Every year the Bureau of Labor Statistics plumbs Current Population Survey data to estimate the number of self-employed American workers, and every year for many years that number has been declining. In 2015, only 6.4 percent of workers aged 16 or older were self-employed, down from 7.4 percent a decade earlier. Now two economists are calling that number—and the downward trend—into question. That's just one of the eyebrow-raising findings in a new survey of alternative work arrangements.

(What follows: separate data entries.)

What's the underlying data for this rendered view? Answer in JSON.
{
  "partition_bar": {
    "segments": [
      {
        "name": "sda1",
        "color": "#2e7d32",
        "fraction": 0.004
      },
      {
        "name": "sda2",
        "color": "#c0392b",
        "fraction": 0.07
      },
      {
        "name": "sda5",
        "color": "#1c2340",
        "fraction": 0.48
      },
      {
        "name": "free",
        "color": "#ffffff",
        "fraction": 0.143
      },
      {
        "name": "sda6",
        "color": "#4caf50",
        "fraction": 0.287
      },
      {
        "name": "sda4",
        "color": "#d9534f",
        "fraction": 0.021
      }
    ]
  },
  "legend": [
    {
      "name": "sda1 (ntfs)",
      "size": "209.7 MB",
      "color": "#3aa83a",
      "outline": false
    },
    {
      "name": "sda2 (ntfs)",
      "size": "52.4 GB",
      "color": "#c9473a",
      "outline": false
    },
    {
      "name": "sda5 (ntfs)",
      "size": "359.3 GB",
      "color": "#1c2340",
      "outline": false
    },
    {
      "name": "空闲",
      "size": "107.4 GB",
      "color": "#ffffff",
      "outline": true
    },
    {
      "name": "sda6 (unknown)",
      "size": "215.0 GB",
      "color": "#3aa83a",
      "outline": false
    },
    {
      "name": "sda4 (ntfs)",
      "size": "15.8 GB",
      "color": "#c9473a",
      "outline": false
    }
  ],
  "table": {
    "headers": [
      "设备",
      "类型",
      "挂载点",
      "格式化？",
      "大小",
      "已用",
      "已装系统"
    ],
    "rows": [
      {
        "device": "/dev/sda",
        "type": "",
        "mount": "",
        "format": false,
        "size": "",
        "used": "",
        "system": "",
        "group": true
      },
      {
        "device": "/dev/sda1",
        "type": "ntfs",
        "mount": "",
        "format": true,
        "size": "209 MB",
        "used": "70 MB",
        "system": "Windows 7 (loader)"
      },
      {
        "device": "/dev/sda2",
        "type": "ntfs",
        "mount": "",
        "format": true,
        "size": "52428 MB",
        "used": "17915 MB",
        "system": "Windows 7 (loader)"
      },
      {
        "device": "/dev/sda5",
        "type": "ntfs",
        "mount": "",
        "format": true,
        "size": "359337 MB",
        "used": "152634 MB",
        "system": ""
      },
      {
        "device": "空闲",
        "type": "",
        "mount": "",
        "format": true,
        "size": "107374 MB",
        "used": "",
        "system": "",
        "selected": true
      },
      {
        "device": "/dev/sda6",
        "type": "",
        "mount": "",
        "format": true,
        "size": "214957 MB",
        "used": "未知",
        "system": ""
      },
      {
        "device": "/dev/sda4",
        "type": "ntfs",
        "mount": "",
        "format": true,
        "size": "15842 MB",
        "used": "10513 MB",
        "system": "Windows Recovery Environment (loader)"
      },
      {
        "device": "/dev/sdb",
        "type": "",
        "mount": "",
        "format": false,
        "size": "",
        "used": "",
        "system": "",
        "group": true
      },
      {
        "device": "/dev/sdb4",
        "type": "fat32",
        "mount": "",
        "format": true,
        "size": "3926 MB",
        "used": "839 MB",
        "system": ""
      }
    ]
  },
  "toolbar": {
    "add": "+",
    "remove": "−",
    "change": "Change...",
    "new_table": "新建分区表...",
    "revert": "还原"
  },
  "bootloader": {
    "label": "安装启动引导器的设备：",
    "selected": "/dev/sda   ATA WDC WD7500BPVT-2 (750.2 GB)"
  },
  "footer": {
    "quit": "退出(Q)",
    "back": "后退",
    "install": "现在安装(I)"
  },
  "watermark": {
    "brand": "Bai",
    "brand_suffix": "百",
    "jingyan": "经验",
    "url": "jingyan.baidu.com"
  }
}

Apparently economists have been frustrated with the lack of an update for the Bureau of Labor Statistics' Contingent Worker Survey (CWS), last fielded in 2005. (Here is the Federal Reserve Bank of Boston's attempt to update the numbers earlier this year.) That's because so much has happened in the 10-plus years since the BLS last asked Americans about "gig" work, or what the BLS calls alternative work arrangements. So economists Lawrence F. Katz and Alan B. Krueger decided to do something about it. They fielded a version of the CWS as part of the RAND American Life Panel in 2015. Their goal was to determine the number of Americans aged 18 or older whose main job was independent contractor or freelancer (the self-employed), contract worker, on-call worker, or temporary help agency worker.
They found the motherlode—millions of workers and a rapidly growing workforce that may account for most of the nation's labor force growth over the decade. Fully 15.8 percent of workers in 2015 had an alternative work arrangement, up from 10.7 percent in 2005. The number of alternative workers grew from 15.0 million to 23.6 million during those years—a 57 percent increase. A comparison of alternative and traditional work force growth shows alternative workers increasing by 8.6 million between 2005 and 2015 and traditional workers increasing by just 0.5 million. Wow.
Which brings us back to that 6.4 percent (and falling) self-employment rate in Current Population Survey data. Katz and Krueger find a significantly larger 8.4 percent self-employment rate. IRS data backs up their claim of growing rather than shrinking numbers of self-employed. "Understanding the reasons underlying the divergent trends between the IRS and CPS data on self-employment should be a priority for future research," state the authors.
Much more information about alternative workers in 2015 is available in the NBER working paper, The Rise and Nature of Alternative Work Arrangements in the United States, 1995-2015, Working Paper 22667 ($5)